As it turned out, those calls and texts were from the Funeral Director. He asked if I had gotten far, and offered to meet me. He apologized and said there had been a mix-up with the paperwork. I told him I was sitting at the beach, not far from the funeral home, and that I could be back there in a few minutes, there was no need to meet me.
I left a message for Nick’s dad, telling him who the mystery caller was.
The Funeral Director came out to the parking lot to meet me. He had a ruddy complexion to begin with, and I’m telling you the poor guy looked mortified. Yes, I just wrote that. He began to apologize profusely, and in a strange twist, I found myself consoling him!
“It’s okay, really. It’s actually kind of funny,” I said as I walked around to the passenger side. I opened my car door, unwrapped the tablecloth and opened the bag to hand him the paperwork. Then I noticed the white label on the top of the box. It said MARIA SOME-OTHER-NAME SOME-OTHER-NAME…
“OH!” I think I jumped back.
“I was hoping to spare you that part,” he said quietly.
Then I started to laugh, I mean REALLY laugh, thinking about how I was crying and rocking MARIA SOME-OTHER-NAME SOME-OTHER-NAME’s ashes in the parking lot.
“That’s my son! He’s playing a joke on us!”
The Funeral Director apologized again and took the whole package back into the building to sort things out. I called Nick’s dad and updated him. He asked me if I’d read his text, I hadn’t. So I did.
Friday, October 2 4:29 pm
I got your message. I thought it was the wrong urn too. Nicholas Prank. Thanks.
Nick’s dad was now connected through the Bluetooth in my car, so when the Funeral Director returned we were all able to participate in the conversation. I reintroduced them. The Funeral Director apologized once again and assured us that he had double checked, and everything was now in order. He still looked tormented.
“This has never happened before,” he insisted.

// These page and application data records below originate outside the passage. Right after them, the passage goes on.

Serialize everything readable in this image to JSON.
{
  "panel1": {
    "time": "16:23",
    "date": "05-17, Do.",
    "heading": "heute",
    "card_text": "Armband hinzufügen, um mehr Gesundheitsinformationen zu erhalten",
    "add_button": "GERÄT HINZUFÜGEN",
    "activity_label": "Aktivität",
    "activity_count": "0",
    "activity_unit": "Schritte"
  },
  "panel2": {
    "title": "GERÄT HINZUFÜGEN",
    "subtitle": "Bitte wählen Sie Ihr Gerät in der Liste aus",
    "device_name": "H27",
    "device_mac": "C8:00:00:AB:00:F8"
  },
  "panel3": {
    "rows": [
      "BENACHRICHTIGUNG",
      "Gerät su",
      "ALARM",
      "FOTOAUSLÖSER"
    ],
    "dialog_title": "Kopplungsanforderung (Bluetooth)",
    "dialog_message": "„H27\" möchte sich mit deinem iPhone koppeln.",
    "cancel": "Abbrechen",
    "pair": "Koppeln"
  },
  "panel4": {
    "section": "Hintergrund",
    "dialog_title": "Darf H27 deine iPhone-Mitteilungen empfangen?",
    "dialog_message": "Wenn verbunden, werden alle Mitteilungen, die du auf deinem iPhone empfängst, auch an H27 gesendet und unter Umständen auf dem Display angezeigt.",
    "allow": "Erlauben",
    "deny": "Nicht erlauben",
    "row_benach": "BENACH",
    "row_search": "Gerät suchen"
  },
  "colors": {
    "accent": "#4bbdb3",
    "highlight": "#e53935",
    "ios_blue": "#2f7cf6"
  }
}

“Oh we believe you!” We answered in unison, laughing. Colorful memories sprang to my mind of other times when we had heard those exact words in relation to Nick’s antics.
“I’m telling you, our son is pranking us. Here, read this text his dad sent me. I hadn’t even read it myself, and I said the same thing to you,” I urged.
The Funeral Director read the text message on my phone, and I could feel him relax a little. With a barely perceptible smile he said “Well, I just wish he would’ve given me a heads-up.”
“But that would’ve spoiled all the fun!” said Nick’s dad.
I’m not going to pretend the last eight months have been easy. There have been days when I could barely get out of bed. But there have been gifts too, those Moments of Grace I’ve been talking about. I never imagined I’d drive away from a funeral home with my son’s ashes in the car, smiling. I’m smiling right now as I write this. Smiling, and tearing up.
Thank you Nick. I love you.
Postscript: It's now been almost three and a half years since Nick passed. After several more of these types of experiences, (they continue to this day), and much study and exploration on my part, I now know that my son is not lost to me. He is very present in my life and the lives of those he loves.